"I felt like the guys found me early with some easy ones to get going," Casspi said. "I put a lot of effort into spacing the floor more and shooting more 3s. (Media) come to practice. You guys see me all the way in the corner trying to shoot a lot more, get back into being more of what I used to do. Add that to cutting and moving also. I'm trying. On the run, on the fly, it's been tough, but it is what it is. It's part of the game, and I'm happy coach trusted me to go out there and compete. It felt good."
The Warriors have accepted that Casspi's defense is a liability and this his minutes depend on matchups and timing. They have to pick their spots to play him, and pick very, very carefully if he's not spacing the floor and scoring.
"I've hardly played him, through no fault of his own," coach Steve Kerr said. "He just hasn't had much of chance. I think it's great for Omri to have a night like tonight and Nick Young to get extended minutes."
Casspi has played in 44 games, with seven starts. He has, due to a variety of minor ailments, gone as many as three consecutive games without getting a second of action.
As the Warriors approach home stretch, general manager Bob Myers needs to know if there is a place for Casspi. Kerr and his staff need to know. Casspi's teammates need to know.
"He obviously rebounded the ball well, shot well from the floor, was aggressive and took advantage of Draymond's absence," Curry said. "So he's obviously a very smart player. And when he has those opportunities to just play off of the other four guys that are out there on the floor that's when he's at his best."
The Warriors still don't know for sure if Casspi will be useful in the postseason, which is why Myers hasn't abandoned thoughts of a roster change in the coming weeks.

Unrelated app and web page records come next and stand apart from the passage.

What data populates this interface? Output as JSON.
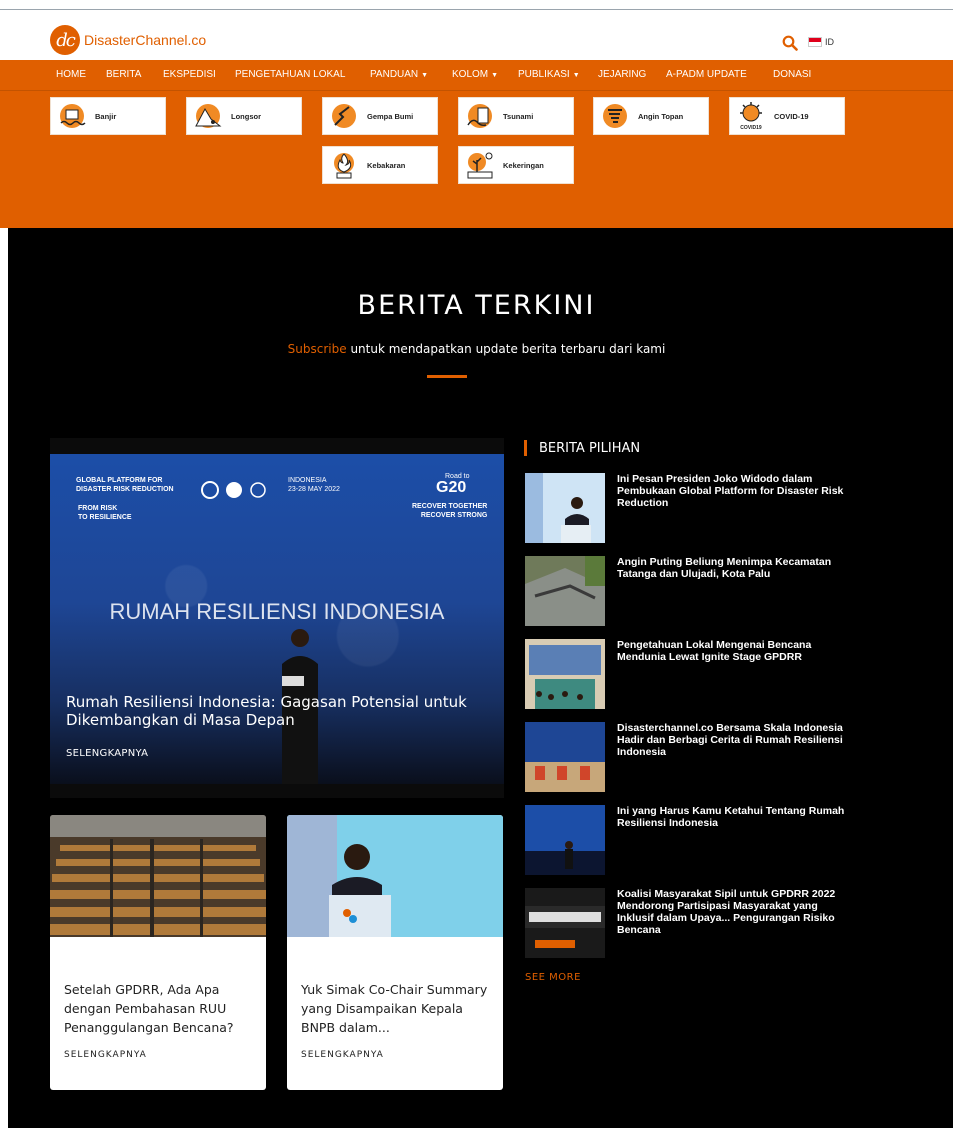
{
  "header": {
    "logo_mark": "dc",
    "logo_name": "DisasterChannel",
    "logo_tld": ".co",
    "lang": "ID",
    "accent": "#e05f00"
  },
  "nav": {
    "items": [
      {
        "label": "HOME"
      },
      {
        "label": "BERITA"
      },
      {
        "label": "EKSPEDISI"
      },
      {
        "label": "PENGETAHUAN LOKAL"
      },
      {
        "label": "PANDUAN",
        "dropdown": true
      },
      {
        "label": "KOLOM",
        "dropdown": true
      },
      {
        "label": "PUBLIKASI",
        "dropdown": true
      },
      {
        "label": "JEJARING"
      },
      {
        "label": "A-PADM UPDATE"
      },
      {
        "label": "DONASI"
      }
    ]
  },
  "categories": [
    {
      "label": "Banjir",
      "icon": "flood-icon"
    },
    {
      "label": "Longsor",
      "icon": "landslide-icon"
    },
    {
      "label": "Gempa Bumi",
      "icon": "earthquake-icon"
    },
    {
      "label": "Tsunami",
      "icon": "tsunami-icon"
    },
    {
      "label": "Angin Topan",
      "icon": "storm-icon"
    },
    {
      "label": "COVID-19",
      "icon": "virus-icon",
      "icon_text": "COVID19"
    },
    {
      "label": "Kebakaran",
      "icon": "fire-icon"
    },
    {
      "label": "Kekeringan",
      "icon": "drought-icon"
    }
  ],
  "section": {
    "title": "BERITA TERKINI",
    "subscribe": "Subscribe",
    "subtitle_rest": " untuk mendapatkan update berita terbaru dari kami"
  },
  "hero": {
    "banner_text": "RUMAH RESILIENSI INDONESIA",
    "banner_top_left": "GLOBAL PLATFORM FOR\nDISASTER RISK REDUCTION",
    "banner_slogan": "FROM RISK\nTO RESILIENCE",
    "banner_location": "INDONESIA\n23-28 MAY 2022",
    "banner_g20": "G20",
    "banner_road": "Road to",
    "banner_recover": "RECOVER TOGETHER\nRECOVER STRONG",
    "title": "Rumah Resiliensi Indonesia: Gagasan Potensial untuk Dikembangkan di Masa Depan",
    "more": "SELENGKAPNYA"
  },
  "cards": [
    {
      "title": "Setelah GPDRR, Ada Apa dengan Pembahasan RUU Penanggulangan Bencana?",
      "more": "SELENGKAPNYA"
    },
    {
      "title": "Yuk Simak Co-Chair Summary yang Disampaikan Kepala BNPB dalam...",
      "more": "SELENGKAPNYA"
    }
  ],
  "sidebar": {
    "heading": "BERITA PILIHAN",
    "items": [
      {
        "title": "Ini Pesan Presiden Joko Widodo dalam Pembukaan Global Platform for Disaster Risk Reduction"
      },
      {
        "title": "Angin Puting Beliung Menimpa Kecamatan Tatanga dan Ulujadi, Kota Palu"
      },
      {
        "title": "Pengetahuan Lokal Mengenai Bencana Mendunia Lewat Ignite Stage GPDRR"
      },
      {
        "title": "Disasterchannel.co Bersama Skala Indonesia Hadir dan Berbagi Cerita di Rumah Resiliensi Indonesia"
      },
      {
        "title": "Ini yang Harus Kamu Ketahui Tentang Rumah Resiliensi Indonesia"
      },
      {
        "title": "Koalisi Masyarakat Sipil untuk GPDRR 2022 Mendorong Partisipasi Masyarakat yang Inklusif dalam Upaya... Pengurangan Risiko Bencana"
      }
    ],
    "see_more": "SEE MORE"
  }
}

Casspi, however, gave everyone something to think about on Monday night.